Parties battle for Daventry seats
It is believed that the military barracks at Weedon in Daventry were once earmarked as a possible refuge for George III if Napoleon invaded England.
Sadly, Weedon never actually numbered a monarch among its residents. After Thursday, it will be home to a new councillor.
The district council has a large Conservative majority, which cannot be overturned on Thursday because only a third of the seats in the district are up for election.
But Labour is keen to increase its five-strong group on the council.
Whatever happens on 22 May, the Conservatives cannot lose their overwhelming majority on Daventry District Council.
The authority is the only one in the county that puts a third of its membership up for election each year, and the Conservatives currently occupy 28 of the 36 seats in the Chamber.
For the electorate, the biggest challenge in this contest is keeping track of which party the candidates are representing.
There are three who were Conservative councillors and are now standing for UKIP, as well as one who had been a Labour politician, and a former Lib Dem candidate is now flying the flag for Labour.
Opposition parties are focussing on some of the cuts to local services implemented as a response to the national deficit, while the ruling Conservatives highlight the investments that have been made in Daventry town centre.
Emma Collins, Labour's candidate in Weedon said the community was her priority "whether that's requiring the district council to pay a living wage to staff and contractors, or having a heritage strategy for places like Weedon Barracks".
David Smith, who is defending the seat for the Conservatives, said the area is facing interesting challenges at the moment, such as inappropriate development. "Rather than sitting with a pint of beer moaning about it, I decided to try to do something about it," he said.
Chris Salaman is one of only four Lib Dem candidates in this year's Daventry elections. His agent Neil Farmer said: "It's about time, for a change, that the local councils are much more open about the decisions they make. We've got houses being built in places like Weedon and there's no infrastructure to go with them."
John Gale, UKIP's candidate in Weedon, said he is hoping to become their third representative on Daventry District Council. His main concern is central control of local government: "I'm very sad that, over the years, politics has crept into local authority situations. UKIP says local councillors have to decide what to do for local people."
Tom Price, at 86 one of the oldest candidates in the election across the country, is the candidate for the the Trade Unionist and Socialist Coalition. He believes "everybody from working class circumstances is fed up about the way Britain has been clobbered by the Tories, and I'm hoping there'll be a bit of a protest vote for me".

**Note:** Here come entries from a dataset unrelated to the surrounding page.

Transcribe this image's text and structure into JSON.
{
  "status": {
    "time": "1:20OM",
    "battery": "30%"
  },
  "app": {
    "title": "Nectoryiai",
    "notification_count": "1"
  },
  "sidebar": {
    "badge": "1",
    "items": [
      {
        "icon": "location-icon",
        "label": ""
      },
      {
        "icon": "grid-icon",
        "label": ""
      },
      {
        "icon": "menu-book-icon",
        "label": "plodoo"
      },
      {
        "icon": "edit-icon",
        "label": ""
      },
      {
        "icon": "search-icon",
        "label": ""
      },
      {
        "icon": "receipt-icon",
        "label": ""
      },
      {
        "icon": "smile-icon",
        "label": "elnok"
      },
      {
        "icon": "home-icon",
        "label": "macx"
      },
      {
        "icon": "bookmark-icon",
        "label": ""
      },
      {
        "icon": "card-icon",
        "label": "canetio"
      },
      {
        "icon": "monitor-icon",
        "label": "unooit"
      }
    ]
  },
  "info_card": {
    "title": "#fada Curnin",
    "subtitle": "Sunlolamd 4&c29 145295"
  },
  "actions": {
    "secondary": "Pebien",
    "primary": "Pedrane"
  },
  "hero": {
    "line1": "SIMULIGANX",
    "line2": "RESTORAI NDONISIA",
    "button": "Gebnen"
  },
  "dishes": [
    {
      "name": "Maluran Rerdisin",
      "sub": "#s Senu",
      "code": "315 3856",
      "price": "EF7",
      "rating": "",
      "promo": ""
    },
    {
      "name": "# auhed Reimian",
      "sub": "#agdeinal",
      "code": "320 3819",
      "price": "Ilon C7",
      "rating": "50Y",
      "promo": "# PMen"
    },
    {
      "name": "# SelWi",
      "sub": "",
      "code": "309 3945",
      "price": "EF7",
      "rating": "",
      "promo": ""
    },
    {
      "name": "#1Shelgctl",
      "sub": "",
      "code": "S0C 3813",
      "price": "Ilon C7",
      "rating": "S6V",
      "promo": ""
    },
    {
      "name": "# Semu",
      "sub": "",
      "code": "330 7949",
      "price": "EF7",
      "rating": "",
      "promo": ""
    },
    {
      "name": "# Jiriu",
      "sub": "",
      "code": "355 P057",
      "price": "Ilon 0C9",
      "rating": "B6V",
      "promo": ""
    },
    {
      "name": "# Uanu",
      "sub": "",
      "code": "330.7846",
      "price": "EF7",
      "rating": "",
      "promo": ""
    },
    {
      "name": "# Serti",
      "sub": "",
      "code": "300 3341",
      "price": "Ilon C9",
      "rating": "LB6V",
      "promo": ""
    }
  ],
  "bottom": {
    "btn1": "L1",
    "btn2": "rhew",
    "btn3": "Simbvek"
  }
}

Daventry's election is being held alongside the European poll on Thursday, and the results will be declared during the night.